This week Michael Vick turned himself into federal Marshals to start serving his time, early. The logic here is that by going to jail 20 days early the judge might reduce his time in prison (or possibly give him just enough time so that he can get out of prison in time for NFL training camp).
Having Our Cake and Eating it Too
Now, we are happy that some level of justice is being doled out here, but I do not believe anyone is really happy with the result.
On one side, Vick took a plea deal on a lesser charge and is not really going to be punished for the serious things that he did like running an illegal gambling ring that may have led to the murder of a North Carolina man, and killing and torturing dogs.
On the other side, Vick had some really bad legal advice. Go figure, the guy that in a best case scenario could not pick trust worthy friends to live in his mcmansion without getting him suspended from the NFL and sent to prison, could not find good legal representation with millions in the bank.
Despite what anyone might think about OJ, he at least picked good lawyers.
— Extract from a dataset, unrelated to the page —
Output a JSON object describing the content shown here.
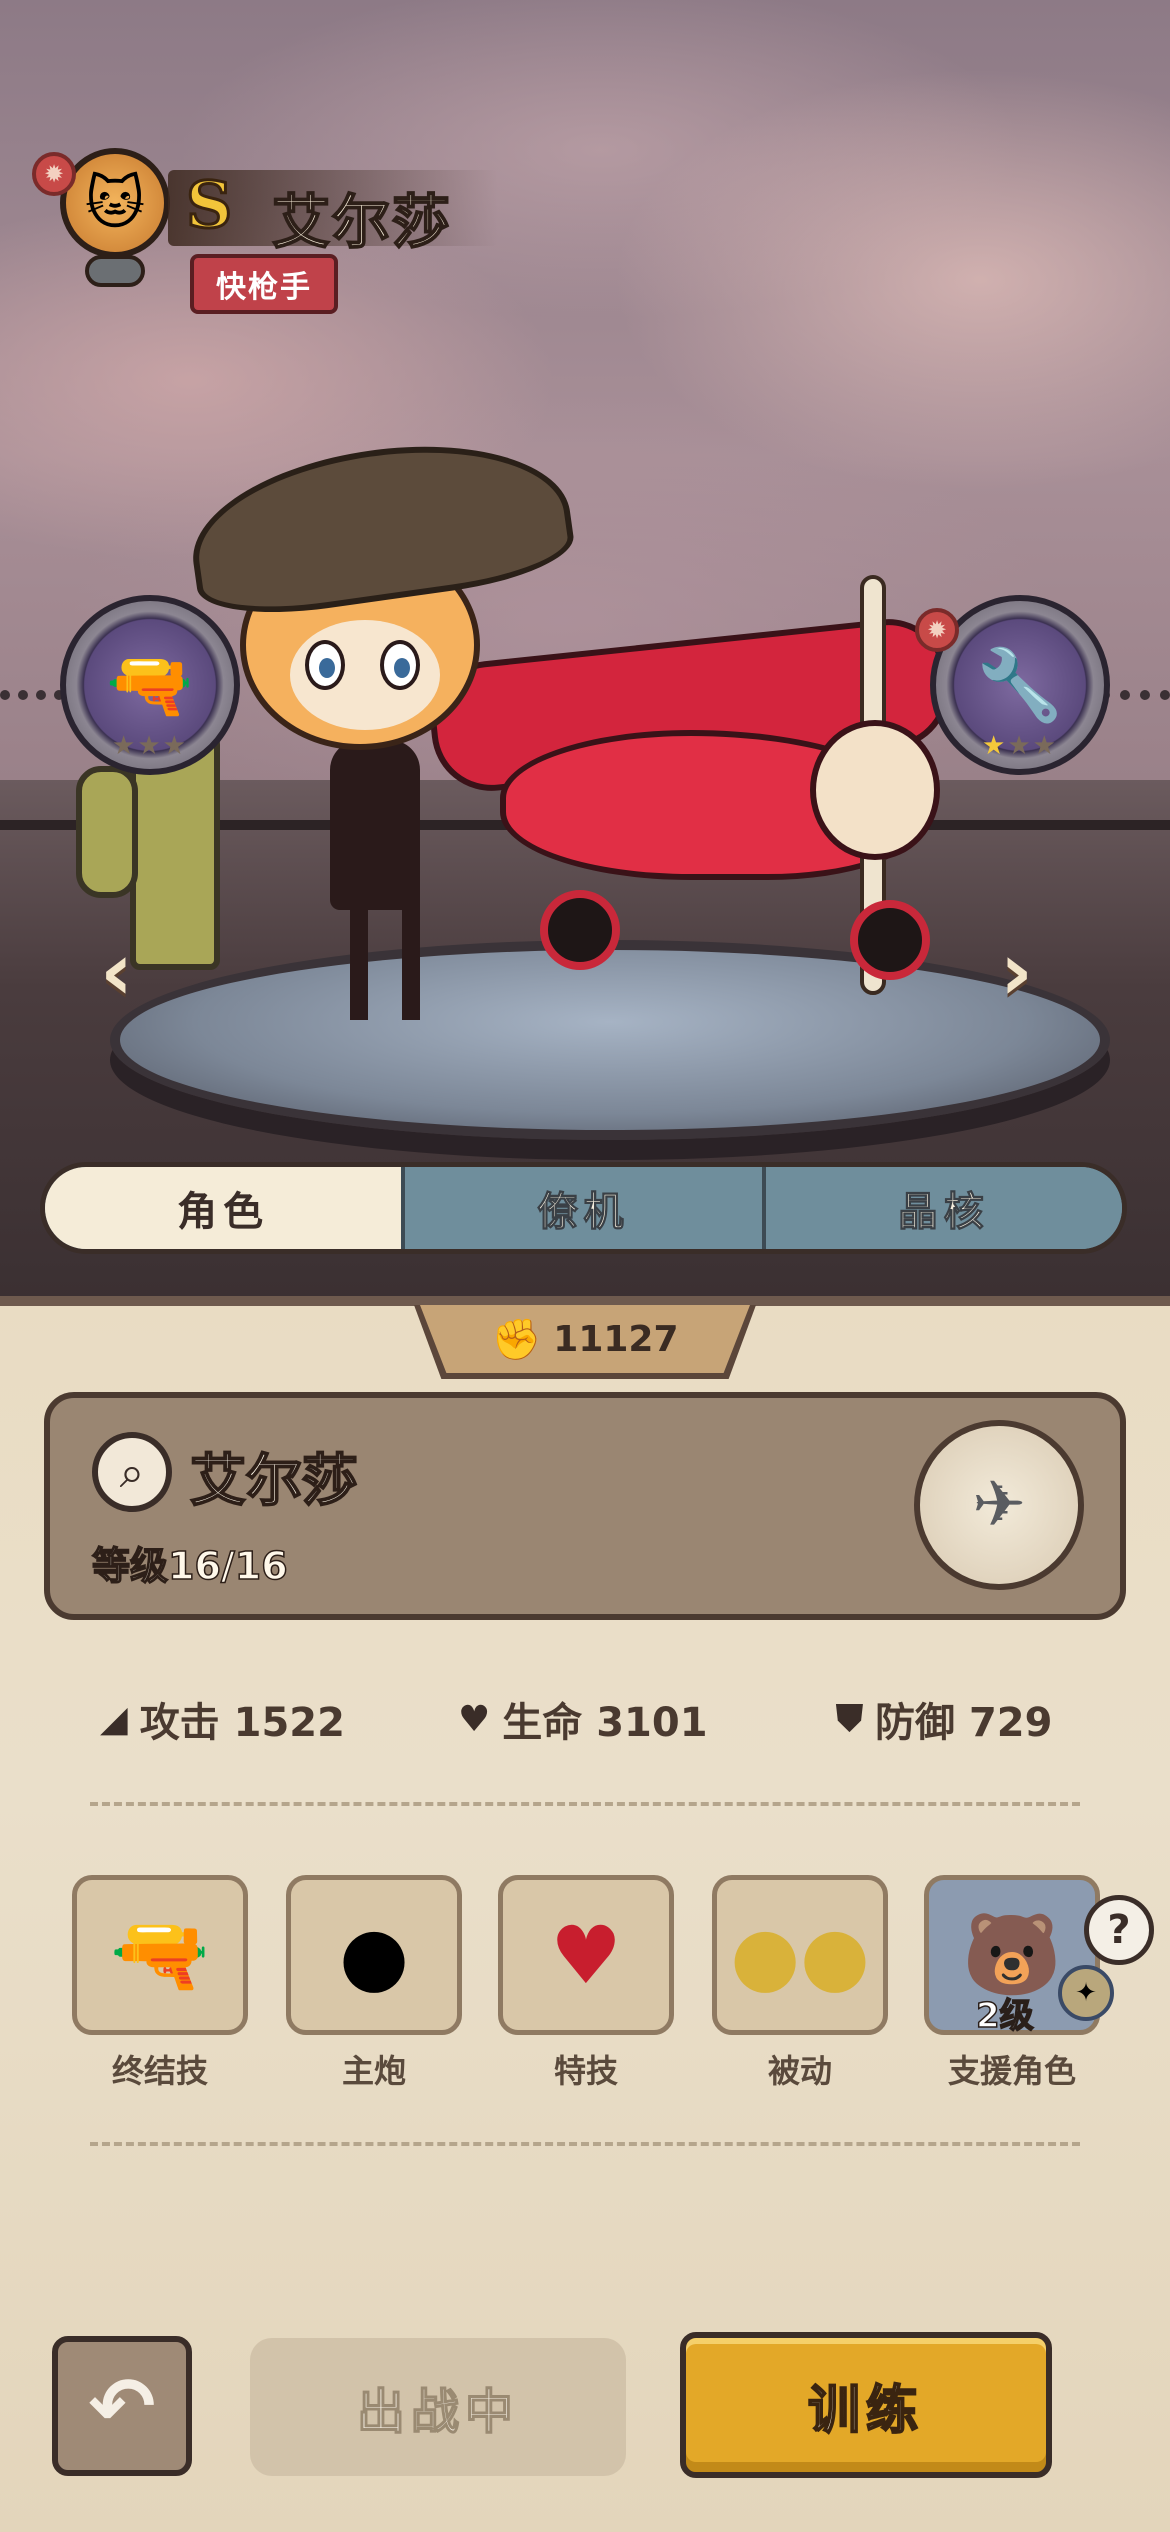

Vick seems to have chosen bench warmers and one prima dona star lawyer that couldn’t deliver, maybe Vick saw something in Billy Martin that reminded him of himself.
His bad lawyers as the AJC points out, could not keep him out of Herpe Gate, they did not work with Virginia prosecutors early on and spurred on the Feds to eat their lunch, and then they didn’t even tell or enforce upon Vick the importance of not getting high on illegal drugs after he pled guilty to a federal crime.
I would like to see Michael Vick get the justice he deserves and be permanently banned from the NFL, have the plea agreement thrown out, and see Virginia continue their prosecution, but one side of me almost feels sorry for a guy that could not pick good friends, a good spouse, or good lawyers.
The only other person I can think of that has such consistent bad judgement is George Bush. If failure and mistakes were to be rewarded like Bush’s failures and mistakes, maybe Vick will come back some day as President himself.